As I was browsing through some potential Mothers Day presents and suddenly thought, ‘what is Mothering Sunday actually about?’. So, I decided to look into the meaning of Mothering Sunday, the history behind it and how it is celebrated across the globe. Here is what I found out about this particular national holiday.
The meaning of Mothers Day
Just like the name insinuates, it is a day for people to celebrate their mother or mother figure. The celebration also has ties to Lent as Mothering Sunday is the fourth Sunday of the fasting season. Although many UK citizens call it Mother’s Day, that name was actually created by an American called Anna Jarvis in 1908. So, Mother’s Day is an American holiday that they celebrate in May and Mothering Sunday is a UK holiday that is celebrated in March.
As you can guess from it being the fourth Sunday of Lent, Mothering Sunday is a religious celebration. It was created during the 16th Century and, surprisingly, had no connotations to mothers. It actually represented people’s ‘mother’ church, which is the main church of worship for each person and where they would have travelled to for the Sunday celebration. A church was seen (and still can be) a place of protection, forgiveness and nourishment, all of which are also qualities that can be seen in a mother.

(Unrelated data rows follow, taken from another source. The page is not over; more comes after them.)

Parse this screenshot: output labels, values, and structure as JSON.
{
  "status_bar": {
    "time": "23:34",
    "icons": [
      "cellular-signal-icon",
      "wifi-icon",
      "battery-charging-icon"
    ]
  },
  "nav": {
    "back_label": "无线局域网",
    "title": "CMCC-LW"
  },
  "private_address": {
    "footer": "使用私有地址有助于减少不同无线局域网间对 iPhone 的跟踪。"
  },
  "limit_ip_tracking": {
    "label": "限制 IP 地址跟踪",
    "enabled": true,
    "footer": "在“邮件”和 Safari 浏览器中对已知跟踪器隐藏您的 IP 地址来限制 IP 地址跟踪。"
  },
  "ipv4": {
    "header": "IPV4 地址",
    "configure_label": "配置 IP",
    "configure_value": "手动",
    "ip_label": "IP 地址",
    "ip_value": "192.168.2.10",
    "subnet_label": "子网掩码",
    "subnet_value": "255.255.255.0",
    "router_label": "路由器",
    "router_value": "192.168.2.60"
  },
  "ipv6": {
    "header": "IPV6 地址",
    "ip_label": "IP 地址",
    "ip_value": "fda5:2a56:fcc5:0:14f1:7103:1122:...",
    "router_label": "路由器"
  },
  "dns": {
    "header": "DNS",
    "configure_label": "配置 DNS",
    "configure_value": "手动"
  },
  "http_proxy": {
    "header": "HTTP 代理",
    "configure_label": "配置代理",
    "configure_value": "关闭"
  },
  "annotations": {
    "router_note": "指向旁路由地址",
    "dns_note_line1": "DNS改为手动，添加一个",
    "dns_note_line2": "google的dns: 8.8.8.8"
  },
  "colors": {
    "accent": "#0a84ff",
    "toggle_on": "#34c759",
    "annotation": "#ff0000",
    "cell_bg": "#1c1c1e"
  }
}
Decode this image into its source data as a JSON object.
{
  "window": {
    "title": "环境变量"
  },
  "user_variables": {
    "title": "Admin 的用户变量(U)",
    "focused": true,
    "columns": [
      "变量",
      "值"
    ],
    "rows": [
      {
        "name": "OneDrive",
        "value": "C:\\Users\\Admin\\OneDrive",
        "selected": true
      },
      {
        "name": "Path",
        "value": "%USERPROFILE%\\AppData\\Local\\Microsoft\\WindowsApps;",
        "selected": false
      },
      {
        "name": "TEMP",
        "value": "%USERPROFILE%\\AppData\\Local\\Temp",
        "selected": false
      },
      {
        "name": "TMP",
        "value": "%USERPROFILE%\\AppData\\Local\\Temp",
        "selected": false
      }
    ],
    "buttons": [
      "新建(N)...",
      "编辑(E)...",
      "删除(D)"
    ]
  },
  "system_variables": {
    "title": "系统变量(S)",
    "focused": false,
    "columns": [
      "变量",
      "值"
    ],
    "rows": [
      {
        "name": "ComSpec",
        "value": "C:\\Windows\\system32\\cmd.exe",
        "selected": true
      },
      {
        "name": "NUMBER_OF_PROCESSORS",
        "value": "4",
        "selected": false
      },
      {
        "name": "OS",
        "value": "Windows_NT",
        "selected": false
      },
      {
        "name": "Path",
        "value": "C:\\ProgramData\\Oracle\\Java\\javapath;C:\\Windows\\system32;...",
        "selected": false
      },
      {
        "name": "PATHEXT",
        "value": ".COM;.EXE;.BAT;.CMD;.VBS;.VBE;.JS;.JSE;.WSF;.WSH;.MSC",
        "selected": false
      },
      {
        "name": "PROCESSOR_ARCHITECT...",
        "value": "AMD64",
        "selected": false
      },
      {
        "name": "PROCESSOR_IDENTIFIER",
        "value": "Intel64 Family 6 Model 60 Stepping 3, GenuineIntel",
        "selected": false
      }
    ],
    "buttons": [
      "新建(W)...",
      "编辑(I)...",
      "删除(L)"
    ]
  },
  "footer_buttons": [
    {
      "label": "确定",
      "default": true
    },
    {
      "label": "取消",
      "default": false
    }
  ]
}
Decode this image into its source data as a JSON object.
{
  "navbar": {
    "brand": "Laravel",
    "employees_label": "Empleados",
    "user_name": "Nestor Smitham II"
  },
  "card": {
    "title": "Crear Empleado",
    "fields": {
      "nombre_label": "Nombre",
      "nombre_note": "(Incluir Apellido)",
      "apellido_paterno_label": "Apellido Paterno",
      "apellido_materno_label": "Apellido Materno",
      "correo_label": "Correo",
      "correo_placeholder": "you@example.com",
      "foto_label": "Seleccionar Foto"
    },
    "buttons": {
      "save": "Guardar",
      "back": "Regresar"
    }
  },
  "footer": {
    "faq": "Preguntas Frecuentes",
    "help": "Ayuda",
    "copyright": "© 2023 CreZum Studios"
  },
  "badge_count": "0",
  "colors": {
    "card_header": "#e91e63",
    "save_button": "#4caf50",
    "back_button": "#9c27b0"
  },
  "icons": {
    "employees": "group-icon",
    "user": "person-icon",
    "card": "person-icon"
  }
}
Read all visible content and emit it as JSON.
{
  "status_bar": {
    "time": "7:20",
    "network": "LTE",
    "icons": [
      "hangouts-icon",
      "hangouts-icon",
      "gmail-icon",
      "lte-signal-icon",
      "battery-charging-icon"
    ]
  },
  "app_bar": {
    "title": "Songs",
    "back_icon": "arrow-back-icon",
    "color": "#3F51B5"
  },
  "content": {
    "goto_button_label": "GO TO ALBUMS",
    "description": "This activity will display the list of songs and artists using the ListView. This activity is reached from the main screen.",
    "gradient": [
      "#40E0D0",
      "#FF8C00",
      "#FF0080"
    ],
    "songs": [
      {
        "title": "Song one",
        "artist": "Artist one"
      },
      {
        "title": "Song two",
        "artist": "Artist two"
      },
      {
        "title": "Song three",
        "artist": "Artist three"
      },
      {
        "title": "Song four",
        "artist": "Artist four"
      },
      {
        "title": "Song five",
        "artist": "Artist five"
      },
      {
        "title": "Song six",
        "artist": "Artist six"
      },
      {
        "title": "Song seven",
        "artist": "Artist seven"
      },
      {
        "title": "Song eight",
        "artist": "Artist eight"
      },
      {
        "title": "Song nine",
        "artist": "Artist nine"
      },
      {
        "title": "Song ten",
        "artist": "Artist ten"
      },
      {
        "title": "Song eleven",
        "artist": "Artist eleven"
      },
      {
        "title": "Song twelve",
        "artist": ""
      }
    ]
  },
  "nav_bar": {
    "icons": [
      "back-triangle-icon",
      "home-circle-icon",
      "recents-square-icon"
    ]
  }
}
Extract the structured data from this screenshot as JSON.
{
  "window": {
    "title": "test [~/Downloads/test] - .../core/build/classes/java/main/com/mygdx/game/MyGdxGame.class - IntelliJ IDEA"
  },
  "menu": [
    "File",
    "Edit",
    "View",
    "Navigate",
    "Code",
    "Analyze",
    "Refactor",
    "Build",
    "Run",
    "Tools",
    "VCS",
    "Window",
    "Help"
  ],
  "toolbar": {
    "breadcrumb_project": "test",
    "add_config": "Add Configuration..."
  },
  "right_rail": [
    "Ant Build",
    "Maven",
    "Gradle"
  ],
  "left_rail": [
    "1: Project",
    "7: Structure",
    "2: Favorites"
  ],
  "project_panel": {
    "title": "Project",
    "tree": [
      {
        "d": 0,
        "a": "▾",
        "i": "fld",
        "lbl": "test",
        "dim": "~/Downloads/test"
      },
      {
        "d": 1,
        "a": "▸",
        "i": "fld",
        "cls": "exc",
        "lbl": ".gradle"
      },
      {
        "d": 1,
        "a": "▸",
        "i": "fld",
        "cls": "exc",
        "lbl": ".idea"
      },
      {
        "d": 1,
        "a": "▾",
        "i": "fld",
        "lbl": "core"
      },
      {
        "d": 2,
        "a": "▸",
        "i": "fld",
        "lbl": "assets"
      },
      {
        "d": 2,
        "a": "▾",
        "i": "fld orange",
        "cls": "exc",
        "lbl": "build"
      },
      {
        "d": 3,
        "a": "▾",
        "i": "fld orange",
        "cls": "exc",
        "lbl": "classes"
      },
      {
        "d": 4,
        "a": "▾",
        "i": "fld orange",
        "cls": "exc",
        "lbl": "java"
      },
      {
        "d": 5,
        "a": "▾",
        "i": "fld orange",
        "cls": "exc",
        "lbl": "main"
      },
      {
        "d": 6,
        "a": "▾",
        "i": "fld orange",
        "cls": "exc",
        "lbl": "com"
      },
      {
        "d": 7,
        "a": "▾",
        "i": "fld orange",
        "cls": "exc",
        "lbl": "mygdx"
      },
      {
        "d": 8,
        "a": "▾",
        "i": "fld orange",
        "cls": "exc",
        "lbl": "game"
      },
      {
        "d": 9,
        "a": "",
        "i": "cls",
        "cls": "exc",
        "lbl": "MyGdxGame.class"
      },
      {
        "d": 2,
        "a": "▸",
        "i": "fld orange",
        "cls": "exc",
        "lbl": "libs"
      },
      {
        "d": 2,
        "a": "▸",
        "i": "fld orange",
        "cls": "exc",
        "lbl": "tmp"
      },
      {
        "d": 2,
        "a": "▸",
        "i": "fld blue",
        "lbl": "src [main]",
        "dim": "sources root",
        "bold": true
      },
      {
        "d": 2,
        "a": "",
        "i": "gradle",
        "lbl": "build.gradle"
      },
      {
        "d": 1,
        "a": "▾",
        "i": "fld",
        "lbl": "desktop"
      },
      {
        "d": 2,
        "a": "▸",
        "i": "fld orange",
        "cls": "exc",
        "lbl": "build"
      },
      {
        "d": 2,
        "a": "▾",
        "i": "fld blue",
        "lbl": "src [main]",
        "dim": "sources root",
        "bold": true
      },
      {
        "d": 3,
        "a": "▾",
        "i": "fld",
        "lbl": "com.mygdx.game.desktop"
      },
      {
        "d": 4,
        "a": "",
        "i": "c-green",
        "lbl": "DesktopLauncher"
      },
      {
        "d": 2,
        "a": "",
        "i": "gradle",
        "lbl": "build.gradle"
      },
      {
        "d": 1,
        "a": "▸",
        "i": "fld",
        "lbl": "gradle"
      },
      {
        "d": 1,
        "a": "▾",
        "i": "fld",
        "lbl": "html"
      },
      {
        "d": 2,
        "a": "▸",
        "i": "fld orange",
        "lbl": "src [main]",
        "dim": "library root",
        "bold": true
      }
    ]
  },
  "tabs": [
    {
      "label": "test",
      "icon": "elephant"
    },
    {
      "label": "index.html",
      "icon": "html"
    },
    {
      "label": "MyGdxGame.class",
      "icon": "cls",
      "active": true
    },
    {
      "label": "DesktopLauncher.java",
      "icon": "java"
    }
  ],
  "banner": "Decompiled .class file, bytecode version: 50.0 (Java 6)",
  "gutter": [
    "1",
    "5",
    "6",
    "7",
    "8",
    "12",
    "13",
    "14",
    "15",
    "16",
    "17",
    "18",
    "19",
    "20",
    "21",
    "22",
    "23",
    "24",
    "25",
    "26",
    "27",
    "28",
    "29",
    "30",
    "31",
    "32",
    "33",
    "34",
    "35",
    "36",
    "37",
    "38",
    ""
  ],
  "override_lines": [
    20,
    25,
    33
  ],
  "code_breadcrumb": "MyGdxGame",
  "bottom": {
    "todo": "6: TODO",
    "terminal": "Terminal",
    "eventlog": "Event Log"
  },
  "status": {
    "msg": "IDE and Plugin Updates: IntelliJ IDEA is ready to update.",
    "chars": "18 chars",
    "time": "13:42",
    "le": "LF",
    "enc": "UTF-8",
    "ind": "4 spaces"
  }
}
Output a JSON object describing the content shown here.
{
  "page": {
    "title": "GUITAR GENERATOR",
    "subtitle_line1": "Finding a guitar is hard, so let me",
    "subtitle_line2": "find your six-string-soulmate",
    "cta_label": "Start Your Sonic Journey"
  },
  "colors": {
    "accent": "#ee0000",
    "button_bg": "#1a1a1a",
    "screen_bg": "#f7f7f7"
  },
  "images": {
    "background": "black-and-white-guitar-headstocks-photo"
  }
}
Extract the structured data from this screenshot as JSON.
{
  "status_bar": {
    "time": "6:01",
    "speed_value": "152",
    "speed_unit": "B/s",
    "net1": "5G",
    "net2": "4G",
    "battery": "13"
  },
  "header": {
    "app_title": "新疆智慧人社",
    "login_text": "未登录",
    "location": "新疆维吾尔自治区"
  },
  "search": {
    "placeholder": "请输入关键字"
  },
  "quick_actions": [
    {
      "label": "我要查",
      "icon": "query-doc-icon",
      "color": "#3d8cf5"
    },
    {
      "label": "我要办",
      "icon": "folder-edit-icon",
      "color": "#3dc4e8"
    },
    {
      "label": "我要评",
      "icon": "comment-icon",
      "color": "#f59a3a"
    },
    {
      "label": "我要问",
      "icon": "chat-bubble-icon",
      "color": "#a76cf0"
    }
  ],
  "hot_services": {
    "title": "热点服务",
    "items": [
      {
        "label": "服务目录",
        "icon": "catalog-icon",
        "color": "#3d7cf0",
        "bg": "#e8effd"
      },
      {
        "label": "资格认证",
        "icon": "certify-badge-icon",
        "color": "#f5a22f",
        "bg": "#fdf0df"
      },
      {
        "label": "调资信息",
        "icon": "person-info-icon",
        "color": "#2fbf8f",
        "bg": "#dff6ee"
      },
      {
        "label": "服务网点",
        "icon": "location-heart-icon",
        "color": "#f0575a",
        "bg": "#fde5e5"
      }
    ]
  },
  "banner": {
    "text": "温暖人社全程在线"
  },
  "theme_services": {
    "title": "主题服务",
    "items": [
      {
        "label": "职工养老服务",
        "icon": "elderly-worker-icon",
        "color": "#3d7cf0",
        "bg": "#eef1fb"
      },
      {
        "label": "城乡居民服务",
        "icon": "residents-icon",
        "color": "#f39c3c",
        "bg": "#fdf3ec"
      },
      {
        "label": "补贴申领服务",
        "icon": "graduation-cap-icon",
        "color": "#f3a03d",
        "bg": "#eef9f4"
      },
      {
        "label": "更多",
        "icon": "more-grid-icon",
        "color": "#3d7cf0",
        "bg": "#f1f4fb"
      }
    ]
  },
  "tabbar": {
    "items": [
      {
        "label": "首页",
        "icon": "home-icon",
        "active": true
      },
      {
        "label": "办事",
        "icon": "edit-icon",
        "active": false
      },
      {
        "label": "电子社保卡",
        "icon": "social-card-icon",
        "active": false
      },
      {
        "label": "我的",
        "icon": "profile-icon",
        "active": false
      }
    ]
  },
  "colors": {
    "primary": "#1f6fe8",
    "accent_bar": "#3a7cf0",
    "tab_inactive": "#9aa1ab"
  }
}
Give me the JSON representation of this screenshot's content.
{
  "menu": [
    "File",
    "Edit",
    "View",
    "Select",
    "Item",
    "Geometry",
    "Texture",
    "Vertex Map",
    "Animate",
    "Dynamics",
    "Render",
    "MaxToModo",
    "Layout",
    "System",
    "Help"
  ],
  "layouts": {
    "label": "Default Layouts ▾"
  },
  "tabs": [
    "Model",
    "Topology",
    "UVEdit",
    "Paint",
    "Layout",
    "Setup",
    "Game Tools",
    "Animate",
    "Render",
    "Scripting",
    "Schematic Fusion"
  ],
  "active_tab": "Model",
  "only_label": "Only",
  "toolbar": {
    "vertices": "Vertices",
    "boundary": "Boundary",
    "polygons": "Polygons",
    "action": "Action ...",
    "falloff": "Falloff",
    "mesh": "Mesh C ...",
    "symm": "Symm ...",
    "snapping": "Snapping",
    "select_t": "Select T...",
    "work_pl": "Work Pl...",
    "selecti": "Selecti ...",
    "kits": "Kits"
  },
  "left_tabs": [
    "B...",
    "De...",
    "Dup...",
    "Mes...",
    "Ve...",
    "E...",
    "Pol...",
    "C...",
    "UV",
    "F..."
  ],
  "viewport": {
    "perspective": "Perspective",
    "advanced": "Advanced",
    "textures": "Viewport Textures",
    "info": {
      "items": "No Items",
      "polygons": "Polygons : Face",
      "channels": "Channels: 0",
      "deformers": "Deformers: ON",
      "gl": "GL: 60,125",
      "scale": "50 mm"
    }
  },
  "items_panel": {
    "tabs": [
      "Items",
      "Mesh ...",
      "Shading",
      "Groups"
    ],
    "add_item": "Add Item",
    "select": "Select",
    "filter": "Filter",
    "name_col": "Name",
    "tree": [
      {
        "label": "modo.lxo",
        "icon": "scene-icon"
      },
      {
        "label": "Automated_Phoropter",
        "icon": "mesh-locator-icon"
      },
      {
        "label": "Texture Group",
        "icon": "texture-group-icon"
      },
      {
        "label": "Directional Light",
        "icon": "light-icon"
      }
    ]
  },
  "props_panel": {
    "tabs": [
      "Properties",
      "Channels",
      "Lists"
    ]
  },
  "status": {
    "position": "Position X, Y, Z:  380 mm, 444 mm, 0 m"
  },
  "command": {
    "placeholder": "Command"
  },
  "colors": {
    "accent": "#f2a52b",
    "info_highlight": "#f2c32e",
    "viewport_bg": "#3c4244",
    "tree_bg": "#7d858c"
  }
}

It was also a time when those who worked for rich families could have a day off to see their mothers and attend their church service. This different way of celebrating the day may have been why the tradition of visiting church has been in a decline.
During the 18th Century, Simnel cake was created and was eaten along with other foods as a feast which they took a break from their fasting with. It is similar to a Christmas cake with the fruit element, but the colour is lighter and it has marzipan inside. The tradition was to decorate the cake with 11 marzipan balls to represent Jesus’ disciples. Yes, Jesus did have 12 disciples but since Judas was the one who betrayed Jesus, he does not get a decoration dedicated to him.
How is it celebrated Globally?
In some countries, their Mother’s Day traditions are similar to ours and other places in the world. There are also some places that have a unique way to celebrate mothers. However, the history behind the special day in every country is different. Here are some example of how it is honoured in other countries.
In France, it is called La Fete des Meres and takes place in May like the US celebration. The day is spent similarly to how you would typically recognise it, showering mothers with gifts like flowers or jewellery. The origins of this commemoration began in 1806 when the French Emperor, Napoleon, decided to dedicate a day specifically for mothers of big families. However, it only became acknowledged by the French Government in 1929. Then in 1950, the Government created a law that stated: “the French Republic must pay tribute to mothers during Mother’s Day.”
Similarly in the US, people celebrate it on the second Sunday of May. Again, it is a time when people give their mothers gifts to show their appreciation. Anna Jarvis was the woman who helped bring the Mother’s Day celebrations that American’s now know today. What started as a private ceremony to honour her deceased mother soon became a national commemoration in France by word of mouth. The President at the time, Woodrow Wilson, appointed Mother’s Day as a special day in 1914. However, Jarvis was not the first woman who tried to make Mother’s Day a thing. In 1870, Julia Ward Howe, an American poet and writer, issued a Mother’s Day Proclamation. The feminist wanted all mothers from different nationalities to gather and discuss world peace. This, however, did not last long and it was Jarvis that took over.
Moreover, in Mexico, it is called Dia de las Madres and a tradition is for people to stand outside their mother’s house and serenade her. This song is called “Las Mananitas” and may be considered the best gift they can receive on the day. On the day there is a big feast with a variety of dishes, such as enchiladas and quesadillas. Mother’s Day became a tradition in Mexico in 1922 after Rafael Alducin, a journalist, created a national tribute to all mothers in Mexico. It became a set holiday on 10th May as that date used to be the set payday in Mexico, so people had some money that they could spend on their mothers.
Finally, Muttertag is the German celebration of Mother’s Day, which takes place on the second Sunday of May. It was officially declared as a national holiday in 1933. Mothers get phone calls from their children expressing their appreciation for everything their mother has done for them. Flowers are a normal present to give a mother, however, white flowers are reserved for mothers who have passed away.
There you have it, here are my findings about Mothering Sunday. I actually had no idea that Mother’s Day was an American term! Get in touch and tell us how you are celebrating Mother’s Day this year.
Happy Mother’s Day!